One hundred sixty-seven college students participated in the study. The study was evaluated using a pretest/one-month follow-up design. The experimental group also completed an immediate posttest. The cyberbullying prevention program video successfully decreased positive attitudes toward cyberbullying, decreased reports of cyberbullying behavior, and increased cyberbullying knowledge at the one-month follow-up. Although positive injunctive (i.e., perceptions of others' approval of cyberbullying) and descriptive (i.e., perceptions of others' actual behavior) norms about cyberbullying decreased at the immediate post which took place for the experimental group immediately after viewing the video cyberbullying program, means for injunctive and descriptive norms did not differ between the experimental and control group at the one-month post. The cyberbullying prevention video did not reduce intentions to cyberbully or increase empathy with victims of cyberbullying immediately after viewing the program or at the one-month follow-up.

The goal of this research was to develop a cyberbullying prevention program that can be provided to university students. These findings suggest that a brief cyberbullying video targeting college students is capable of improving norms about cyberbullying temporarily, and can change attitudes toward cyberbullying, engagement in cyberbullying, and cyberbullying knowledge for at least one month.
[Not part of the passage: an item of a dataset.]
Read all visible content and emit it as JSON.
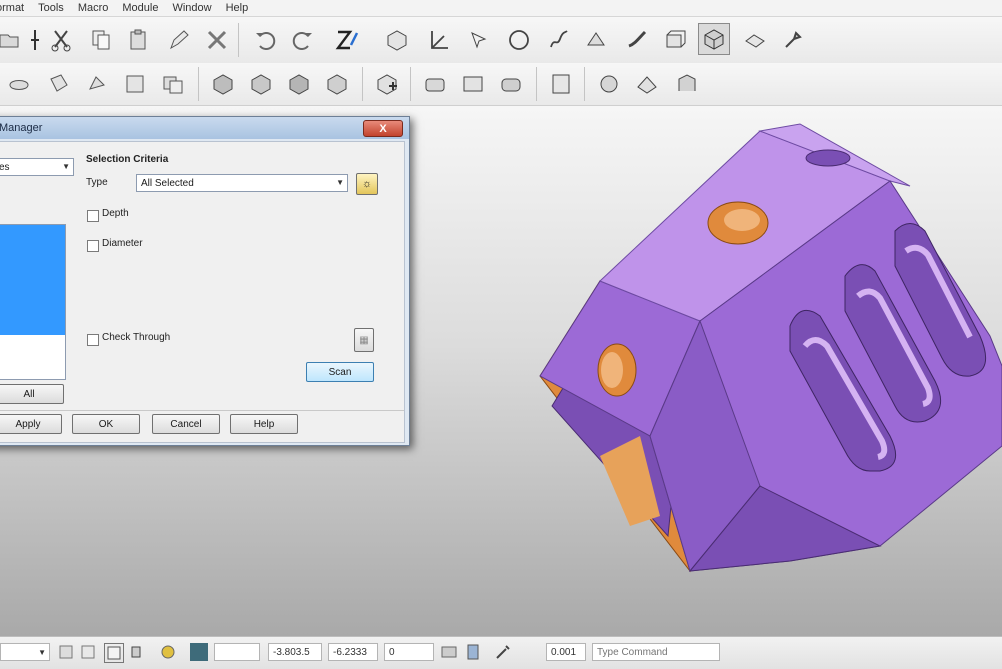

This research is the first step toward developing a video-based program that may be modified for use with middle and high school students. This program may be used as a model for future cyberbullying prevention programs.